Department of Psychology, Harvard University
For many years our lab has studied moral judgment and decision making. More recently, we’ve expanded our research to address basic questions concerning the brain’s infrastructure for complex thought.
This new research on high-level cognition examines how concepts combine to form ideas, how ideas are represented and manipulated through reasoning, the representation of propositional attitudes (e.g. believing something is true vs. wanting it to be true), and the relationship between linguistic and sensory modes of thinking.

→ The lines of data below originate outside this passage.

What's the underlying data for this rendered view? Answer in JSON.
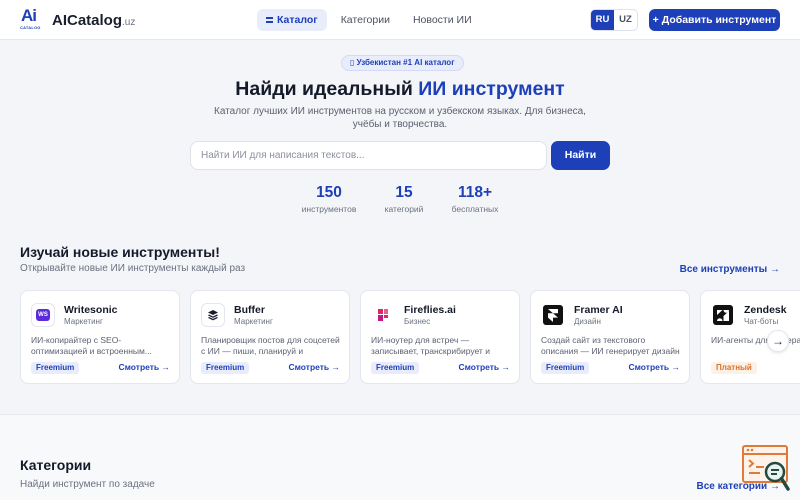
{
  "header": {
    "logo_mark": "Ai",
    "logo_mark_sub": "CATALOG",
    "logo_name": "AICatalog",
    "logo_suffix": ".uz",
    "nav": [
      {
        "label": "Каталог",
        "active": true
      },
      {
        "label": "Категории",
        "active": false
      },
      {
        "label": "Новости ИИ",
        "active": false
      }
    ],
    "lang": [
      "RU",
      "UZ"
    ],
    "lang_active": "RU",
    "add_button": "+ Добавить инструмент"
  },
  "hero": {
    "badge": "▯ Узбекистан #1 AI каталог",
    "title_plain": "Найди идеальный ",
    "title_accent": "ИИ инструмент",
    "subtitle": "Каталог лучших ИИ инструментов на русском и узбекском языках. Для бизнеса, учёбы и творчества.",
    "search_placeholder": "Найти ИИ для написания текстов...",
    "search_button": "Найти",
    "stats": [
      {
        "value": "150",
        "label": "инструментов"
      },
      {
        "value": "15",
        "label": "категорий"
      },
      {
        "value": "118+",
        "label": "бесплатных"
      }
    ]
  },
  "new_tools": {
    "title": "Изучай новые инструменты!",
    "subtitle": "Открывайте новые ИИ инструменты каждый раз",
    "all_link": "Все инструменты →",
    "view_label": "Смотреть →",
    "cards": [
      {
        "name": "Writesonic",
        "category": "Маркетинг",
        "desc": "ИИ-копирайтер с SEO-оптимизацией и встроенным...",
        "tag": "Freemium",
        "icon": "writesonic-icon",
        "icon_text": "WS",
        "icon_bg": "#ffffff"
      },
      {
        "name": "Buffer",
        "category": "Маркетинг",
        "desc": "Планировщик постов для соцсетей с ИИ — пиши, планируй и анализир...",
        "tag": "Freemium",
        "icon": "buffer-icon",
        "icon_text": "",
        "icon_bg": "#ffffff"
      },
      {
        "name": "Fireflies.ai",
        "category": "Бизнес",
        "desc": "ИИ-ноутер для встреч — записывает, транскрибирует и ище...",
        "tag": "Freemium",
        "icon": "fireflies-icon",
        "icon_text": "",
        "icon_bg": "#ffffff"
      },
      {
        "name": "Framer AI",
        "category": "Дизайн",
        "desc": "Создай сайт из текстового описания — ИИ генерирует дизайн и сразу...",
        "tag": "Freemium",
        "icon": "framer-icon",
        "icon_text": "",
        "icon_bg": "#111111"
      },
      {
        "name": "Zendesk",
        "category": "Чат-боты",
        "desc": "ИИ-агенты для лидера рынка —",
        "tag": "Платный",
        "icon": "zendesk-icon",
        "icon_text": "",
        "icon_bg": "#111111"
      }
    ],
    "next_arrow": "→"
  },
  "categories": {
    "title": "Категории",
    "subtitle": "Найди инструмент по задаче",
    "all_link": "Все категории →"
  }
}
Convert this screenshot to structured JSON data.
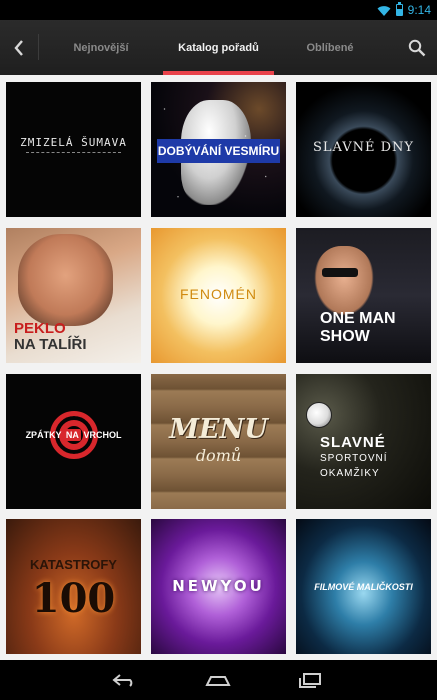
{
  "status_bar": {
    "time": "9:14",
    "accent_color": "#33b5e5",
    "icons": [
      "wifi-icon",
      "battery-icon"
    ]
  },
  "action_bar": {
    "back_icon": "chevron-left-icon",
    "search_icon": "search-icon",
    "tabs": [
      {
        "label": "Nejnovější",
        "active": false
      },
      {
        "label": "Katalog pořadů",
        "active": true
      },
      {
        "label": "Oblíbené",
        "active": false
      }
    ],
    "indicator_color": "#e8424a"
  },
  "catalog": [
    {
      "title": "ZMIZELÁ ŠUMAVA"
    },
    {
      "title": "DOBÝVÁNÍ VESMÍRU"
    },
    {
      "title": "SLAVNÉ DNY"
    },
    {
      "title_line1": "PEKLO",
      "title_line2": "NA TALÍŘI"
    },
    {
      "title": "FENOMÉN"
    },
    {
      "title_line1": "ONE MAN",
      "title_line2": "SHOW"
    },
    {
      "title_left": "ZPÁTKY",
      "title_mid": "NA",
      "title_right": "VRCHOL"
    },
    {
      "title_line1": "MENU",
      "title_line2": "domů"
    },
    {
      "title_line1": "SLAVNÉ",
      "title_line2": "SPORTOVNÍ",
      "title_line3": "OKAMŽIKY"
    },
    {
      "title_line1": "KATASTROFY",
      "title_line2": "100"
    },
    {
      "title": "NEWYOU"
    },
    {
      "title": "FILMOVÉ MALIČKOSTI"
    }
  ],
  "nav_bar": {
    "icons": [
      "back-icon",
      "home-icon",
      "recent-apps-icon"
    ]
  }
}
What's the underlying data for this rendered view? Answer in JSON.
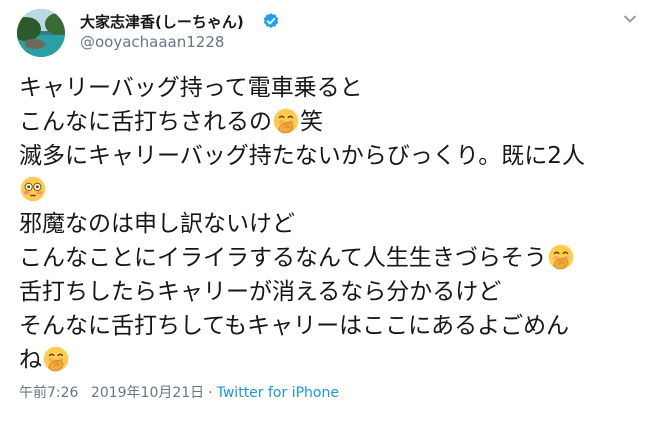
{
  "user": {
    "display_name": "大家志津香(しーちゃん)",
    "handle": "@ooyachaaan1228"
  },
  "tweet": {
    "lines": [
      [
        "キャリーバッグ持って電車乗ると"
      ],
      [
        "こんなに舌打ちされるの",
        "#hand-over-mouth",
        "笑"
      ],
      [
        "滅多にキャリーバッグ持たないからびっくり。既に2人"
      ],
      [
        "#flushed"
      ],
      [
        "邪魔なのは申し訳ないけど"
      ],
      [
        "こんなことにイライラするなんて人生生きづらそう",
        "#hand-over-mouth"
      ],
      [
        "舌打ちしたらキャリーが消えるなら分かるけど"
      ],
      [
        "そんなに舌打ちしてもキャリーはここにあるよごめん"
      ],
      [
        "ね",
        "#hand-over-mouth"
      ]
    ],
    "emoji_icons": [
      "hand-over-mouth-emoji",
      "flushed-face-emoji"
    ]
  },
  "meta": {
    "time": "午前7:26",
    "separator": "·",
    "date": "2019年10月21日",
    "source": "Twitter for iPhone"
  },
  "colors": {
    "text": "#14171a",
    "secondary": "#657786",
    "link": "#1b95e0",
    "verified": "#1da1f2"
  }
}
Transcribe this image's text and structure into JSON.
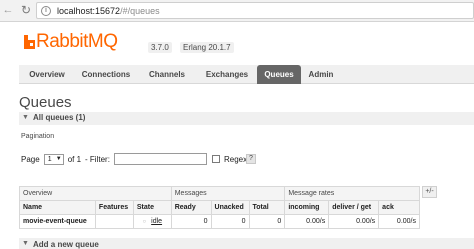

Our research on moral cognition has focused on the respective contributions of “fast” automatic processes (such as emotional “gut reactions”) and “slow” controlled processes (such as reasoning and self-control). We have studied and applied this dual-process framework to classic hypothetical dilemmas, real temptations toward dishonesty, beliefs about free will and punishment, belief in God, wishful thinking, cooperation, and most recently to conflict resolution strategies.